**INSTRUCTIONS TO FOLLOW**
Your answer must be the full listing, reproduced exactly, minus any pictures.

**RECORDS PROVIDED**
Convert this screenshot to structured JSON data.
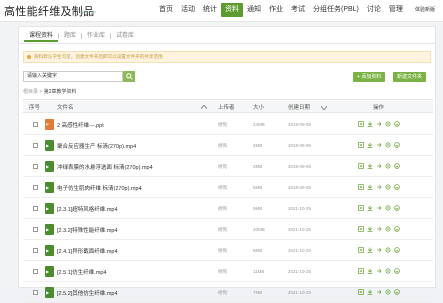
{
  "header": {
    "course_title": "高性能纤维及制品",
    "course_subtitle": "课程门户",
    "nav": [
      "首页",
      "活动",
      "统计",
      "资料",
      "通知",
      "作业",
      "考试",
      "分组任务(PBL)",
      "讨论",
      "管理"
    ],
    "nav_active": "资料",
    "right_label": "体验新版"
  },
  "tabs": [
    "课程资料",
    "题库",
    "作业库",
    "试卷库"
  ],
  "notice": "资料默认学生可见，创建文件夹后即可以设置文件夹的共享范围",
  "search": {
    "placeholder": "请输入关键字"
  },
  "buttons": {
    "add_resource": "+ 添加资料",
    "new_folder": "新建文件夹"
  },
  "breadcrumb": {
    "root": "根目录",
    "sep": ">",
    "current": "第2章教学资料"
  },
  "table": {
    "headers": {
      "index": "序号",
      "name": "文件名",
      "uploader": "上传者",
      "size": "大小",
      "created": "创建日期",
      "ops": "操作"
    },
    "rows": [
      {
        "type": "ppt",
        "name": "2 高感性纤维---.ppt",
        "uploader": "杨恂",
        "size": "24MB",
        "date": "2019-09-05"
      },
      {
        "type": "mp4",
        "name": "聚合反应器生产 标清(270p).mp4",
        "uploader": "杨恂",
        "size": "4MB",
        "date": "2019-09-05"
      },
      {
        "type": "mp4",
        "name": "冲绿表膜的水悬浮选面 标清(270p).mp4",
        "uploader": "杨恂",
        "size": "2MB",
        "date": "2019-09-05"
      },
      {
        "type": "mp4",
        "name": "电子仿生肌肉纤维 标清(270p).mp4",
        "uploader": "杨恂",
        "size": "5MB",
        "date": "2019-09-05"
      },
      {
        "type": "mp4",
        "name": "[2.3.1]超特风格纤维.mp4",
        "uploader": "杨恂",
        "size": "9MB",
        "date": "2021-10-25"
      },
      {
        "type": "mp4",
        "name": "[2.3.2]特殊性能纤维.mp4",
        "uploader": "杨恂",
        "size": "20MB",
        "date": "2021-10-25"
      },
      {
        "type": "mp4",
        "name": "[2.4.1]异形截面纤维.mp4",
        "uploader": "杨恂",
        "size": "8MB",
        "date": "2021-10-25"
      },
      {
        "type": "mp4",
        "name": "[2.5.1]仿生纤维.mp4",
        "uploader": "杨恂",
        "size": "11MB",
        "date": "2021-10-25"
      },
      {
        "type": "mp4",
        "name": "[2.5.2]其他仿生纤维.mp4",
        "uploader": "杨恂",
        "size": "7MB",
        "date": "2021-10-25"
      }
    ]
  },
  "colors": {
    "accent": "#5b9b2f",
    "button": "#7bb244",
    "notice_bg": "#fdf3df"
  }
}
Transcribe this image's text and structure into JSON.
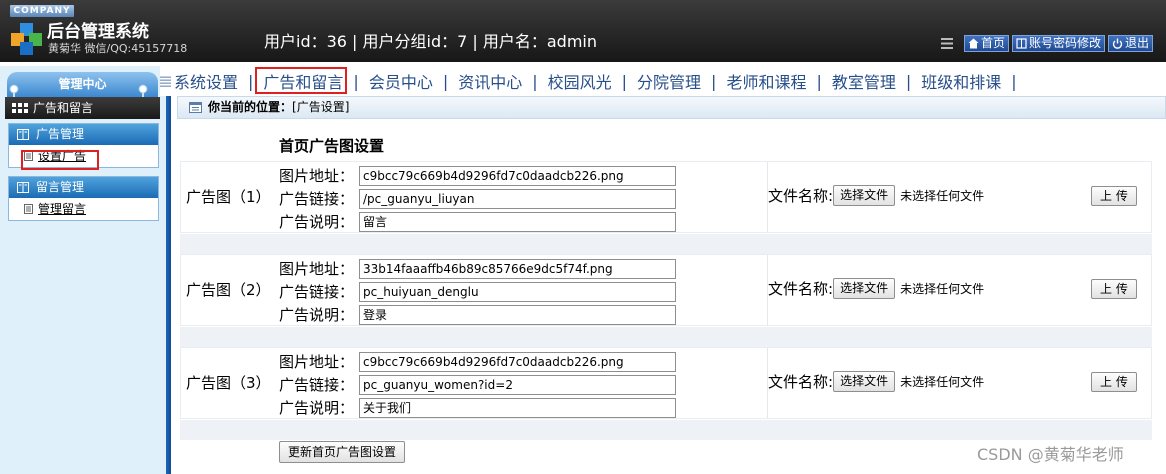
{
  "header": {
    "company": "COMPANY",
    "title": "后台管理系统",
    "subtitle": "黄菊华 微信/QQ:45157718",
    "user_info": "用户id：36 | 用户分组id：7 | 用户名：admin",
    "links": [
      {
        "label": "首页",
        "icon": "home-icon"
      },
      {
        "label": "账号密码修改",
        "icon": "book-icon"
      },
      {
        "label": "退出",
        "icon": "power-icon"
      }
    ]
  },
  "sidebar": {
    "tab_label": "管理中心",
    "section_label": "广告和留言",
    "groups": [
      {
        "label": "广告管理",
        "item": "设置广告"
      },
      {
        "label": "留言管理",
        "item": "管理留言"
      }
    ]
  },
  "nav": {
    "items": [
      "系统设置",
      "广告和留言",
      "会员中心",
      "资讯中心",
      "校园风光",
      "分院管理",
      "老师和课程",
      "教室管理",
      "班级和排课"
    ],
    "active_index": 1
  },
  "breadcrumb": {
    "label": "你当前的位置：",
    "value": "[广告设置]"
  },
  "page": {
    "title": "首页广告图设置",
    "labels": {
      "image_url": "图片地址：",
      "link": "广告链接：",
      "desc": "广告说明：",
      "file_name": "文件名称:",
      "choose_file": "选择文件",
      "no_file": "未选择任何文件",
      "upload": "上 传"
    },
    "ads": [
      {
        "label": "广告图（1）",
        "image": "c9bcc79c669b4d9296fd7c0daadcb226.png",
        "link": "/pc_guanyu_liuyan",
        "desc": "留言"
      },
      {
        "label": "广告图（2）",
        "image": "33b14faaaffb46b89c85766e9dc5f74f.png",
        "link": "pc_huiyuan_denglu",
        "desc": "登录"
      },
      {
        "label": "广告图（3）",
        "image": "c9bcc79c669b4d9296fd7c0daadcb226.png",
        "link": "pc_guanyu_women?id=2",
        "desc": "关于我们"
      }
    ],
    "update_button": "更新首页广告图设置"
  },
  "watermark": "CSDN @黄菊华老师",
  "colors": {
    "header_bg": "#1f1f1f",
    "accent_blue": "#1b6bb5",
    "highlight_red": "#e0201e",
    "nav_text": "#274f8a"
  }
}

**RESULT FOR THIS TASK**
Convert this screenshot to structured JSON data.
{
  "header": {
    "course_title": "高性能纤维及制品",
    "course_subtitle": "课程门户",
    "nav": [
      "首页",
      "活动",
      "统计",
      "资料",
      "通知",
      "作业",
      "考试",
      "分组任务(PBL)",
      "讨论",
      "管理"
    ],
    "nav_active": "资料",
    "right_label": "体验新版"
  },
  "tabs": [
    "课程资料",
    "题库",
    "作业库",
    "试卷库"
  ],
  "notice": "资料默认学生可见，创建文件夹后即可以设置文件夹的共享范围",
  "search": {
    "placeholder": "请输入关键字"
  },
  "buttons": {
    "add_resource": "+ 添加资料",
    "new_folder": "新建文件夹"
  },
  "breadcrumb": {
    "root": "根目录",
    "sep": ">",
    "current": "第2章教学资料"
  },
  "table": {
    "headers": {
      "index": "序号",
      "name": "文件名",
      "uploader": "上传者",
      "size": "大小",
      "created": "创建日期",
      "ops": "操作"
    },
    "rows": [
      {
        "type": "ppt",
        "name": "2 高感性纤维---.ppt",
        "uploader": "杨恂",
        "size": "24MB",
        "date": "2019-09-05"
      },
      {
        "type": "mp4",
        "name": "聚合反应器生产 标清(270p).mp4",
        "uploader": "杨恂",
        "size": "4MB",
        "date": "2019-09-05"
      },
      {
        "type": "mp4",
        "name": "冲绿表膜的水悬浮选面 标清(270p).mp4",
        "uploader": "杨恂",
        "size": "2MB",
        "date": "2019-09-05"
      },
      {
        "type": "mp4",
        "name": "电子仿生肌肉纤维 标清(270p).mp4",
        "uploader": "杨恂",
        "size": "5MB",
        "date": "2019-09-05"
      },
      {
        "type": "mp4",
        "name": "[2.3.1]超特风格纤维.mp4",
        "uploader": "杨恂",
        "size": "9MB",
        "date": "2021-10-25"
      },
      {
        "type": "mp4",
        "name": "[2.3.2]特殊性能纤维.mp4",
        "uploader": "杨恂",
        "size": "20MB",
        "date": "2021-10-25"
      },
      {
        "type": "mp4",
        "name": "[2.4.1]异形截面纤维.mp4",
        "uploader": "杨恂",
        "size": "8MB",
        "date": "2021-10-25"
      },
      {
        "type": "mp4",
        "name": "[2.5.1]仿生纤维.mp4",
        "uploader": "杨恂",
        "size": "11MB",
        "date": "2021-10-25"
      },
      {
        "type": "mp4",
        "name": "[2.5.2]其他仿生纤维.mp4",
        "uploader": "杨恂",
        "size": "7MB",
        "date": "2021-10-25"
      }
    ]
  },
  "colors": {
    "accent": "#5b9b2f",
    "button": "#7bb244",
    "notice_bg": "#fdf3df"
  }
}
Transcribe this image's text and structure into JSON.
{
  "header": {
    "company": "COMPANY",
    "title": "后台管理系统",
    "subtitle": "黄菊华 微信/QQ:45157718",
    "user_info": "用户id：36 | 用户分组id：7 | 用户名：admin",
    "links": [
      {
        "label": "首页",
        "icon": "home-icon"
      },
      {
        "label": "账号密码修改",
        "icon": "book-icon"
      },
      {
        "label": "退出",
        "icon": "power-icon"
      }
    ]
  },
  "sidebar": {
    "tab_label": "管理中心",
    "section_label": "广告和留言",
    "groups": [
      {
        "label": "广告管理",
        "item": "设置广告"
      },
      {
        "label": "留言管理",
        "item": "管理留言"
      }
    ]
  },
  "nav": {
    "items": [
      "系统设置",
      "广告和留言",
      "会员中心",
      "资讯中心",
      "校园风光",
      "分院管理",
      "老师和课程",
      "教室管理",
      "班级和排课"
    ],
    "active_index": 1
  },
  "breadcrumb": {
    "label": "你当前的位置：",
    "value": "[广告设置]"
  },
  "page": {
    "title": "首页广告图设置",
    "labels": {
      "image_url": "图片地址：",
      "link": "广告链接：",
      "desc": "广告说明：",
      "file_name": "文件名称:",
      "choose_file": "选择文件",
      "no_file": "未选择任何文件",
      "upload": "上 传"
    },
    "ads": [
      {
        "label": "广告图（1）",
        "image": "c9bcc79c669b4d9296fd7c0daadcb226.png",
        "link": "/pc_guanyu_liuyan",
        "desc": "留言"
      },
      {
        "label": "广告图（2）",
        "image": "33b14faaaffb46b89c85766e9dc5f74f.png",
        "link": "pc_huiyuan_denglu",
        "desc": "登录"
      },
      {
        "label": "广告图（3）",
        "image": "c9bcc79c669b4d9296fd7c0daadcb226.png",
        "link": "pc_guanyu_women?id=2",
        "desc": "关于我们"
      }
    ],
    "update_button": "更新首页广告图设置"
  },
  "watermark": "CSDN @黄菊华老师",
  "colors": {
    "header_bg": "#1f1f1f",
    "accent_blue": "#1b6bb5",
    "highlight_red": "#e0201e",
    "nav_text": "#274f8a"
  }
}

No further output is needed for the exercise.